— WHAT THE TASK REQUIRES —
Using the data below, tally the lines that include the string "JSON". Only the number is wanted.

— EXERCISE DATA —
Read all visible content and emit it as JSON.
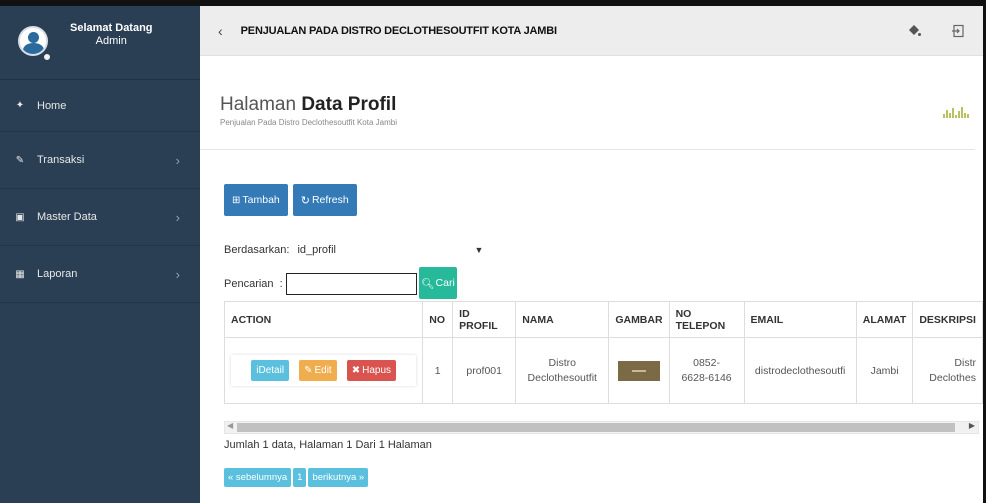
{
  "sidebar": {
    "welcome": "Selamat Datang",
    "user": "Admin",
    "items": [
      {
        "label": "Home",
        "icon": "home-icon",
        "glyph": "✦",
        "chevron": ""
      },
      {
        "label": "Transaksi",
        "icon": "pencil-icon",
        "glyph": "✎",
        "chevron": "›"
      },
      {
        "label": "Master Data",
        "icon": "edit-icon",
        "glyph": "▣",
        "chevron": "›"
      },
      {
        "label": "Laporan",
        "icon": "calendar-icon",
        "glyph": "▦",
        "chevron": "›"
      }
    ]
  },
  "topbar": {
    "title": "PENJUALAN PADA DISTRO DECLOTHESOUTFIT KOTA JAMBI",
    "back": "‹"
  },
  "page": {
    "title_light": "Halaman ",
    "title_bold": "Data Profil",
    "subtitle": "Penjualan Pada Distro Declothesoutfit Kota Jambi"
  },
  "buttons": {
    "add": "Tambah",
    "refresh": "Refresh"
  },
  "filter": {
    "label": "Berdasarkan:",
    "selected": "id_profil",
    "search_label": "Pencarian",
    "search_value": "",
    "search_button": "Cari"
  },
  "table": {
    "headers": [
      "ACTION",
      "NO",
      "ID PROFIL",
      "NAMA",
      "GAMBAR",
      "NO TELEPON",
      "EMAIL",
      "ALAMAT",
      "DESKRIPSI"
    ],
    "rows": [
      {
        "actions": {
          "detail": "Detail",
          "edit": "Edit",
          "delete": "Hapus"
        },
        "no": "1",
        "id_profil": "prof001",
        "nama_1": "Distro",
        "nama_2": "Declothesoutfit",
        "telepon_1": "0852-",
        "telepon_2": "6628-6146",
        "email": "distrodeclothesoutfi",
        "alamat": "Jambi",
        "deskripsi_1": "Distr",
        "deskripsi_2": "Declothes"
      }
    ]
  },
  "info": "Jumlah 1 data, Halaman 1 Dari 1 Halaman",
  "pager": {
    "prev": "« sebelumnya",
    "page": "1",
    "next": "berikutnya »"
  },
  "colors": {
    "sidebar": "#2a3f54",
    "primary": "#337ab7",
    "success": "#26b99a",
    "info": "#5bc0de",
    "warning": "#f0ad4e",
    "danger": "#d9534f"
  }
}
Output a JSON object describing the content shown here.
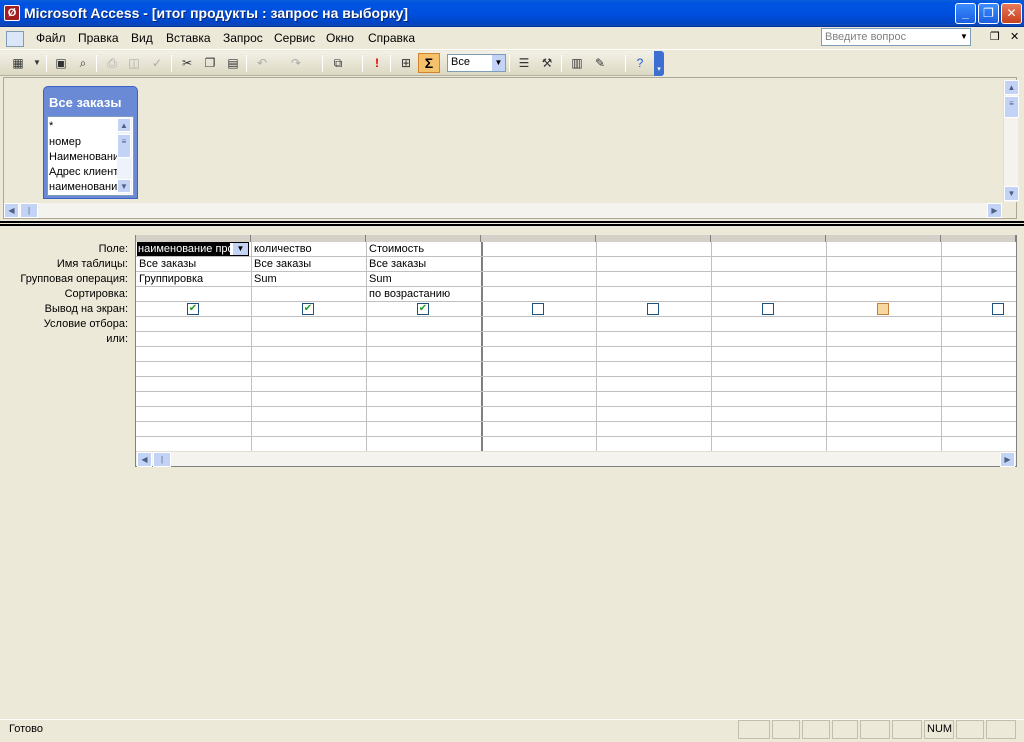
{
  "window": {
    "title": "Microsoft Access - [итог продукты : запрос на выборку]",
    "app_icon_glyph": "Ø",
    "minimize_glyph": "_",
    "restore_glyph": "❐",
    "close_glyph": "✕"
  },
  "menu": {
    "items": [
      {
        "label": "Файл"
      },
      {
        "label": "Правка"
      },
      {
        "label": "Вид"
      },
      {
        "label": "Вставка"
      },
      {
        "label": "Запрос"
      },
      {
        "label": "Сервис"
      },
      {
        "label": "Окно"
      },
      {
        "label": "Справка"
      }
    ],
    "ask_placeholder": "Введите вопрос",
    "doc_restore_glyph": "❐",
    "doc_close_glyph": "✕"
  },
  "toolbar": {
    "sigma_label": "Σ",
    "top_values": "Все",
    "icons": [
      "view-icon",
      "save-icon",
      "search-icon",
      "print-icon",
      "print-preview-icon",
      "spelling-icon",
      "cut-icon",
      "copy-icon",
      "paste-icon",
      "undo-icon",
      "redo-icon",
      "query-type-icon",
      "run-icon",
      "show-table-icon",
      "totals-icon",
      "properties-icon",
      "build-icon",
      "database-window-icon",
      "new-object-icon",
      "help-icon"
    ]
  },
  "table_box": {
    "title": "Все заказы",
    "fields": [
      "*",
      "номер",
      "Наименование",
      "Адрес клиента",
      "наименование"
    ]
  },
  "grid": {
    "row_labels": [
      "Поле:",
      "Имя таблицы:",
      "Групповая операция:",
      "Сортировка:",
      "Вывод на экран:",
      "Условие отбора:",
      "или:"
    ],
    "columns": [
      {
        "field": "наименование про",
        "table": "Все заказы",
        "group": "Группировка",
        "sort": "",
        "show": true
      },
      {
        "field": "количество",
        "table": "Все заказы",
        "group": "Sum",
        "sort": "",
        "show": true
      },
      {
        "field": "Стоимость",
        "table": "Все заказы",
        "group": "Sum",
        "sort": "по возрастанию",
        "show": true
      },
      {
        "field": "",
        "table": "",
        "group": "",
        "sort": "",
        "show": false
      },
      {
        "field": "",
        "table": "",
        "group": "",
        "sort": "",
        "show": false
      },
      {
        "field": "",
        "table": "",
        "group": "",
        "sort": "",
        "show": false
      },
      {
        "field": "",
        "table": "",
        "group": "",
        "sort": "",
        "show": false
      },
      {
        "field": "",
        "table": "",
        "group": "",
        "sort": "",
        "show": false
      }
    ]
  },
  "status": {
    "text": "Готово",
    "numlock": "NUM"
  }
}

— WRITTEN REPLY —
2